Please print the records below word for word.

[App and web page records]
────────

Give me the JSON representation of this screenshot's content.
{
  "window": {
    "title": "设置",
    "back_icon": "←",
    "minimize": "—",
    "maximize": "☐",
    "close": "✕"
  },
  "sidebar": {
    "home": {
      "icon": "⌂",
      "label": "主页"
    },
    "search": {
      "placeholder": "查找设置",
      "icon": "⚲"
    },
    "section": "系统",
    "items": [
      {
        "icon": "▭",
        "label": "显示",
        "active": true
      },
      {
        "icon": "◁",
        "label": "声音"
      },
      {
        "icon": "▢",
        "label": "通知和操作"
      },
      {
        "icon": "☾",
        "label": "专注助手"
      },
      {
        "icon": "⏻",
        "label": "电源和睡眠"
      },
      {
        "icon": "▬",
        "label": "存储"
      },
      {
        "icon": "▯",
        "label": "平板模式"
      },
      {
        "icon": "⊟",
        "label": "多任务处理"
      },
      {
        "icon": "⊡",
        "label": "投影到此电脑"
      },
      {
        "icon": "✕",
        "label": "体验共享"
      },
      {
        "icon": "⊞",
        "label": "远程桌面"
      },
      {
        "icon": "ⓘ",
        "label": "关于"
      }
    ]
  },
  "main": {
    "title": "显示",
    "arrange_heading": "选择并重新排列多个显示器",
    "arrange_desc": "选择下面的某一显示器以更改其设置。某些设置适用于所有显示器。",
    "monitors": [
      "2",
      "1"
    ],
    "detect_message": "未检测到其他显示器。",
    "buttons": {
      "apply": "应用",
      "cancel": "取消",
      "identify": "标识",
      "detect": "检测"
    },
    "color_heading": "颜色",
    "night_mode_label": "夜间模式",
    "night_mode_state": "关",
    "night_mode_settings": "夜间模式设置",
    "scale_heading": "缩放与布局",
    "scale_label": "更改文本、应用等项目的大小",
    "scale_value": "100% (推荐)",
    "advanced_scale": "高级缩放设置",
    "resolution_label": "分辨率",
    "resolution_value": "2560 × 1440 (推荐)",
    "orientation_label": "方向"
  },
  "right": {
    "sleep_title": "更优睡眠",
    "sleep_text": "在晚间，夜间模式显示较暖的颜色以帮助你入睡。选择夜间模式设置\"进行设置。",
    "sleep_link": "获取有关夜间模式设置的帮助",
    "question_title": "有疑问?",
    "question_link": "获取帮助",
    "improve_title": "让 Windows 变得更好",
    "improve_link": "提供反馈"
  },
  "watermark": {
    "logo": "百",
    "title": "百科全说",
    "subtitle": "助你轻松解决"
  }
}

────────

## RESULT FOR THIS EXERCISE
Give me the JSON representation of this screenshot's content.
{
  "window": {
    "title": "设置",
    "back_icon": "←",
    "minimize": "—",
    "maximize": "☐",
    "close": "✕"
  },
  "sidebar": {
    "home": {
      "icon": "⌂",
      "label": "主页"
    },
    "search": {
      "placeholder": "查找设置",
      "icon": "⚲"
    },
    "section": "系统",
    "items": [
      {
        "icon": "▭",
        "label": "显示",
        "active": true
      },
      {
        "icon": "◁",
        "label": "声音"
      },
      {
        "icon": "▢",
        "label": "通知和操作"
      },
      {
        "icon": "☾",
        "label": "专注助手"
      },
      {
        "icon": "⏻",
        "label": "电源和睡眠"
      },
      {
        "icon": "▬",
        "label": "存储"
      },
      {
        "icon": "▯",
        "label": "平板模式"
      },
      {
        "icon": "⊟",
        "label": "多任务处理"
      },
      {
        "icon": "⊡",
        "label": "投影到此电脑"
      },
      {
        "icon": "✕",
        "label": "体验共享"
      },
      {
        "icon": "⊞",
        "label": "远程桌面"
      },
      {
        "icon": "ⓘ",
        "label": "关于"
      }
    ]
  },
  "main": {
    "title": "显示",
    "arrange_heading": "选择并重新排列多个显示器",
    "arrange_desc": "选择下面的某一显示器以更改其设置。某些设置适用于所有显示器。",
    "monitors": [
      "2",
      "1"
    ],
    "detect_message": "未检测到其他显示器。",
    "buttons": {
      "apply": "应用",
      "cancel": "取消",
      "identify": "标识",
      "detect": "检测"
    },
    "color_heading": "颜色",
    "night_mode_label": "夜间模式",
    "night_mode_state": "关",
    "night_mode_settings": "夜间模式设置",
    "scale_heading": "缩放与布局",
    "scale_label": "更改文本、应用等项目的大小",
    "scale_value": "100% (推荐)",
    "advanced_scale": "高级缩放设置",
    "resolution_label": "分辨率",
    "resolution_value": "2560 × 1440 (推荐)",
    "orientation_label": "方向"
  },
  "right": {
    "sleep_title": "更优睡眠",
    "sleep_text": "在晚间，夜间模式显示较暖的颜色以帮助你入睡。选择夜间模式设置\"进行设置。",
    "sleep_link": "获取有关夜间模式设置的帮助",
    "question_title": "有疑问?",
    "question_link": "获取帮助",
    "improve_title": "让 Windows 变得更好",
    "improve_link": "提供反馈"
  },
  "watermark": {
    "logo": "百",
    "title": "百科全说",
    "subtitle": "助你轻松解决"
  }
}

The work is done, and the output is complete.